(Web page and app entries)
-=-=-
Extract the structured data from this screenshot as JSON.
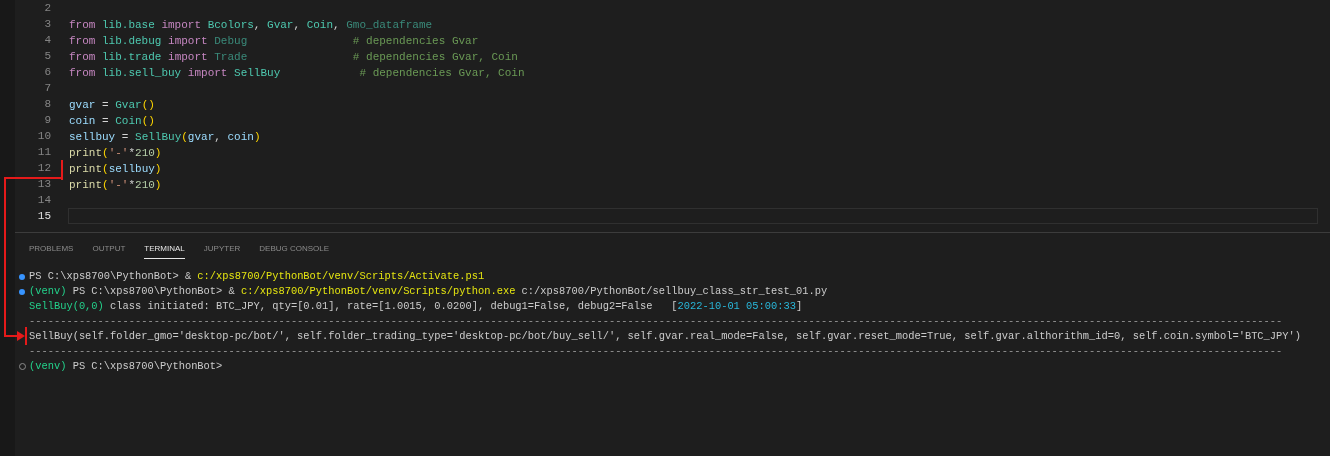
{
  "editor": {
    "lines": [
      {
        "number": "2",
        "current": false
      },
      {
        "number": "3",
        "current": false,
        "tokens": [
          {
            "kind": "keyword",
            "text": "from"
          },
          {
            "kind": "module",
            "text": " lib.base "
          },
          {
            "kind": "keyword",
            "text": "import"
          },
          {
            "kind": "class",
            "text": " Bcolors"
          },
          {
            "kind": "plain",
            "text": ", "
          },
          {
            "kind": "class",
            "text": "Gvar"
          },
          {
            "kind": "plain",
            "text": ", "
          },
          {
            "kind": "class",
            "text": "Coin"
          },
          {
            "kind": "plain",
            "text": ", "
          },
          {
            "kind": "class_unused",
            "text": "Gmo_dataframe"
          }
        ]
      },
      {
        "number": "4",
        "current": false,
        "tokens": [
          {
            "kind": "keyword",
            "text": "from"
          },
          {
            "kind": "module",
            "text": " lib.debug "
          },
          {
            "kind": "keyword",
            "text": "import"
          },
          {
            "kind": "class_unused",
            "text": " Debug"
          },
          {
            "kind": "comment",
            "text": "                # dependencies Gvar"
          }
        ]
      },
      {
        "number": "5",
        "current": false,
        "tokens": [
          {
            "kind": "keyword",
            "text": "from"
          },
          {
            "kind": "module",
            "text": " lib.trade "
          },
          {
            "kind": "keyword",
            "text": "import"
          },
          {
            "kind": "class_unused",
            "text": " Trade"
          },
          {
            "kind": "comment",
            "text": "                # dependencies Gvar, Coin"
          }
        ]
      },
      {
        "number": "6",
        "current": false,
        "tokens": [
          {
            "kind": "keyword",
            "text": "from"
          },
          {
            "kind": "module",
            "text": " lib.sell_buy "
          },
          {
            "kind": "keyword",
            "text": "import"
          },
          {
            "kind": "class",
            "text": " SellBuy"
          },
          {
            "kind": "comment",
            "text": "            # dependencies Gvar, Coin"
          }
        ]
      },
      {
        "number": "7",
        "current": false
      },
      {
        "number": "8",
        "current": false,
        "tokens": [
          {
            "kind": "variable",
            "text": "gvar"
          },
          {
            "kind": "plain",
            "text": " = "
          },
          {
            "kind": "class",
            "text": "Gvar"
          },
          {
            "kind": "bracket",
            "text": "()"
          }
        ]
      },
      {
        "number": "9",
        "current": false,
        "tokens": [
          {
            "kind": "variable",
            "text": "coin"
          },
          {
            "kind": "plain",
            "text": " = "
          },
          {
            "kind": "class",
            "text": "Coin"
          },
          {
            "kind": "bracket",
            "text": "()"
          }
        ]
      },
      {
        "number": "10",
        "current": false,
        "tokens": [
          {
            "kind": "variable",
            "text": "sellbuy"
          },
          {
            "kind": "plain",
            "text": " = "
          },
          {
            "kind": "class",
            "text": "SellBuy"
          },
          {
            "kind": "bracket",
            "text": "("
          },
          {
            "kind": "variable",
            "text": "gvar"
          },
          {
            "kind": "plain",
            "text": ", "
          },
          {
            "kind": "variable",
            "text": "coin"
          },
          {
            "kind": "bracket",
            "text": ")"
          }
        ]
      },
      {
        "number": "11",
        "current": false,
        "tokens": [
          {
            "kind": "function",
            "text": "print"
          },
          {
            "kind": "bracket",
            "text": "("
          },
          {
            "kind": "string",
            "text": "'-'"
          },
          {
            "kind": "plain",
            "text": "*"
          },
          {
            "kind": "number",
            "text": "210"
          },
          {
            "kind": "bracket",
            "text": ")"
          }
        ]
      },
      {
        "number": "12",
        "current": false,
        "tokens": [
          {
            "kind": "function",
            "text": "print"
          },
          {
            "kind": "bracket",
            "text": "("
          },
          {
            "kind": "variable",
            "text": "sellbuy"
          },
          {
            "kind": "bracket",
            "text": ")"
          }
        ]
      },
      {
        "number": "13",
        "current": false,
        "tokens": [
          {
            "kind": "function",
            "text": "print"
          },
          {
            "kind": "bracket",
            "text": "("
          },
          {
            "kind": "string",
            "text": "'-'"
          },
          {
            "kind": "plain",
            "text": "*"
          },
          {
            "kind": "number",
            "text": "210"
          },
          {
            "kind": "bracket",
            "text": ")"
          }
        ]
      },
      {
        "number": "14",
        "current": false
      },
      {
        "number": "15",
        "current": true
      }
    ]
  },
  "panel": {
    "tabs": [
      {
        "label": "PROBLEMS",
        "selected": false
      },
      {
        "label": "OUTPUT",
        "selected": false
      },
      {
        "label": "TERMINAL",
        "selected": true
      },
      {
        "label": "JUPYTER",
        "selected": false
      },
      {
        "label": "DEBUG CONSOLE",
        "selected": false
      }
    ],
    "terminal_lines": [
      {
        "kind": "success",
        "segments": [
          {
            "kind": "plain",
            "text": "PS C:\\xps8700\\PythonBot> & "
          },
          {
            "kind": "path",
            "text": "c:/xps8700/PythonBot/venv/Scripts/Activate.ps1"
          }
        ]
      },
      {
        "kind": "success",
        "segments": [
          {
            "kind": "venv",
            "text": "(venv)"
          },
          {
            "kind": "plain",
            "text": " PS C:\\xps8700\\PythonBot> & "
          },
          {
            "kind": "path",
            "text": "c:/xps8700/PythonBot/venv/Scripts/python.exe"
          },
          {
            "kind": "plain",
            "text": " c:/xps8700/PythonBot/sellbuy_class_str_test_01.py"
          }
        ]
      },
      {
        "kind": "output",
        "segments": [
          {
            "kind": "venv",
            "text": "SellBuy(0,0)"
          },
          {
            "kind": "plain",
            "text": " class initiated: BTC_JPY, qty=[0.01], rate=[1.0015, 0.0200], debug1=False, debug2=False   ["
          },
          {
            "kind": "time",
            "text": "2022-10-01 05:00:33"
          },
          {
            "kind": "plain",
            "text": "]"
          }
        ]
      },
      {
        "kind": "output",
        "segments": [
          {
            "kind": "rule",
            "text": "---------------------------------------------------------------------------------------------------------------------------------------------------------------------------------------------------------"
          }
        ]
      },
      {
        "kind": "output",
        "segments": [
          {
            "kind": "plain",
            "text": "SellBuy(self.folder_gmo='desktop-pc/bot/', self.folder_trading_type='desktop-pc/bot/buy_sell/', self.gvar.real_mode=False, self.gvar.reset_mode=True, self.gvar.althorithm_id=0, self.coin.symbol='BTC_JPY')"
          }
        ]
      },
      {
        "kind": "output",
        "segments": [
          {
            "kind": "rule",
            "text": "---------------------------------------------------------------------------------------------------------------------------------------------------------------------------------------------------------"
          }
        ]
      },
      {
        "kind": "idle",
        "segments": [
          {
            "kind": "venv",
            "text": "(venv)"
          },
          {
            "kind": "plain",
            "text": " PS C:\\xps8700\\PythonBot>"
          }
        ]
      }
    ]
  }
}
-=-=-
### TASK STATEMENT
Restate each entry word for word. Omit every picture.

### REPLY TO THE EXERCISE
Extract the structured data from this screenshot as JSON.
{
  "editor": {
    "lines": [
      {
        "number": "2",
        "current": false
      },
      {
        "number": "3",
        "current": false,
        "tokens": [
          {
            "kind": "keyword",
            "text": "from"
          },
          {
            "kind": "module",
            "text": " lib.base "
          },
          {
            "kind": "keyword",
            "text": "import"
          },
          {
            "kind": "class",
            "text": " Bcolors"
          },
          {
            "kind": "plain",
            "text": ", "
          },
          {
            "kind": "class",
            "text": "Gvar"
          },
          {
            "kind": "plain",
            "text": ", "
          },
          {
            "kind": "class",
            "text": "Coin"
          },
          {
            "kind": "plain",
            "text": ", "
          },
          {
            "kind": "class_unused",
            "text": "Gmo_dataframe"
          }
        ]
      },
      {
        "number": "4",
        "current": false,
        "tokens": [
          {
            "kind": "keyword",
            "text": "from"
          },
          {
            "kind": "module",
            "text": " lib.debug "
          },
          {
            "kind": "keyword",
            "text": "import"
          },
          {
            "kind": "class_unused",
            "text": " Debug"
          },
          {
            "kind": "comment",
            "text": "                # dependencies Gvar"
          }
        ]
      },
      {
        "number": "5",
        "current": false,
        "tokens": [
          {
            "kind": "keyword",
            "text": "from"
          },
          {
            "kind": "module",
            "text": " lib.trade "
          },
          {
            "kind": "keyword",
            "text": "import"
          },
          {
            "kind": "class_unused",
            "text": " Trade"
          },
          {
            "kind": "comment",
            "text": "                # dependencies Gvar, Coin"
          }
        ]
      },
      {
        "number": "6",
        "current": false,
        "tokens": [
          {
            "kind": "keyword",
            "text": "from"
          },
          {
            "kind": "module",
            "text": " lib.sell_buy "
          },
          {
            "kind": "keyword",
            "text": "import"
          },
          {
            "kind": "class",
            "text": " SellBuy"
          },
          {
            "kind": "comment",
            "text": "            # dependencies Gvar, Coin"
          }
        ]
      },
      {
        "number": "7",
        "current": false
      },
      {
        "number": "8",
        "current": false,
        "tokens": [
          {
            "kind": "variable",
            "text": "gvar"
          },
          {
            "kind": "plain",
            "text": " = "
          },
          {
            "kind": "class",
            "text": "Gvar"
          },
          {
            "kind": "bracket",
            "text": "()"
          }
        ]
      },
      {
        "number": "9",
        "current": false,
        "tokens": [
          {
            "kind": "variable",
            "text": "coin"
          },
          {
            "kind": "plain",
            "text": " = "
          },
          {
            "kind": "class",
            "text": "Coin"
          },
          {
            "kind": "bracket",
            "text": "()"
          }
        ]
      },
      {
        "number": "10",
        "current": false,
        "tokens": [
          {
            "kind": "variable",
            "text": "sellbuy"
          },
          {
            "kind": "plain",
            "text": " = "
          },
          {
            "kind": "class",
            "text": "SellBuy"
          },
          {
            "kind": "bracket",
            "text": "("
          },
          {
            "kind": "variable",
            "text": "gvar"
          },
          {
            "kind": "plain",
            "text": ", "
          },
          {
            "kind": "variable",
            "text": "coin"
          },
          {
            "kind": "bracket",
            "text": ")"
          }
        ]
      },
      {
        "number": "11",
        "current": false,
        "tokens": [
          {
            "kind": "function",
            "text": "print"
          },
          {
            "kind": "bracket",
            "text": "("
          },
          {
            "kind": "string",
            "text": "'-'"
          },
          {
            "kind": "plain",
            "text": "*"
          },
          {
            "kind": "number",
            "text": "210"
          },
          {
            "kind": "bracket",
            "text": ")"
          }
        ]
      },
      {
        "number": "12",
        "current": false,
        "tokens": [
          {
            "kind": "function",
            "text": "print"
          },
          {
            "kind": "bracket",
            "text": "("
          },
          {
            "kind": "variable",
            "text": "sellbuy"
          },
          {
            "kind": "bracket",
            "text": ")"
          }
        ]
      },
      {
        "number": "13",
        "current": false,
        "tokens": [
          {
            "kind": "function",
            "text": "print"
          },
          {
            "kind": "bracket",
            "text": "("
          },
          {
            "kind": "string",
            "text": "'-'"
          },
          {
            "kind": "plain",
            "text": "*"
          },
          {
            "kind": "number",
            "text": "210"
          },
          {
            "kind": "bracket",
            "text": ")"
          }
        ]
      },
      {
        "number": "14",
        "current": false
      },
      {
        "number": "15",
        "current": true
      }
    ]
  },
  "panel": {
    "tabs": [
      {
        "label": "PROBLEMS",
        "selected": false
      },
      {
        "label": "OUTPUT",
        "selected": false
      },
      {
        "label": "TERMINAL",
        "selected": true
      },
      {
        "label": "JUPYTER",
        "selected": false
      },
      {
        "label": "DEBUG CONSOLE",
        "selected": false
      }
    ],
    "terminal_lines": [
      {
        "kind": "success",
        "segments": [
          {
            "kind": "plain",
            "text": "PS C:\\xps8700\\PythonBot> & "
          },
          {
            "kind": "path",
            "text": "c:/xps8700/PythonBot/venv/Scripts/Activate.ps1"
          }
        ]
      },
      {
        "kind": "success",
        "segments": [
          {
            "kind": "venv",
            "text": "(venv)"
          },
          {
            "kind": "plain",
            "text": " PS C:\\xps8700\\PythonBot> & "
          },
          {
            "kind": "path",
            "text": "c:/xps8700/PythonBot/venv/Scripts/python.exe"
          },
          {
            "kind": "plain",
            "text": " c:/xps8700/PythonBot/sellbuy_class_str_test_01.py"
          }
        ]
      },
      {
        "kind": "output",
        "segments": [
          {
            "kind": "venv",
            "text": "SellBuy(0,0)"
          },
          {
            "kind": "plain",
            "text": " class initiated: BTC_JPY, qty=[0.01], rate=[1.0015, 0.0200], debug1=False, debug2=False   ["
          },
          {
            "kind": "time",
            "text": "2022-10-01 05:00:33"
          },
          {
            "kind": "plain",
            "text": "]"
          }
        ]
      },
      {
        "kind": "output",
        "segments": [
          {
            "kind": "rule",
            "text": "---------------------------------------------------------------------------------------------------------------------------------------------------------------------------------------------------------"
          }
        ]
      },
      {
        "kind": "output",
        "segments": [
          {
            "kind": "plain",
            "text": "SellBuy(self.folder_gmo='desktop-pc/bot/', self.folder_trading_type='desktop-pc/bot/buy_sell/', self.gvar.real_mode=False, self.gvar.reset_mode=True, self.gvar.althorithm_id=0, self.coin.symbol='BTC_JPY')"
          }
        ]
      },
      {
        "kind": "output",
        "segments": [
          {
            "kind": "rule",
            "text": "---------------------------------------------------------------------------------------------------------------------------------------------------------------------------------------------------------"
          }
        ]
      },
      {
        "kind": "idle",
        "segments": [
          {
            "kind": "venv",
            "text": "(venv)"
          },
          {
            "kind": "plain",
            "text": " PS C:\\xps8700\\PythonBot>"
          }
        ]
      }
    ]
  }
}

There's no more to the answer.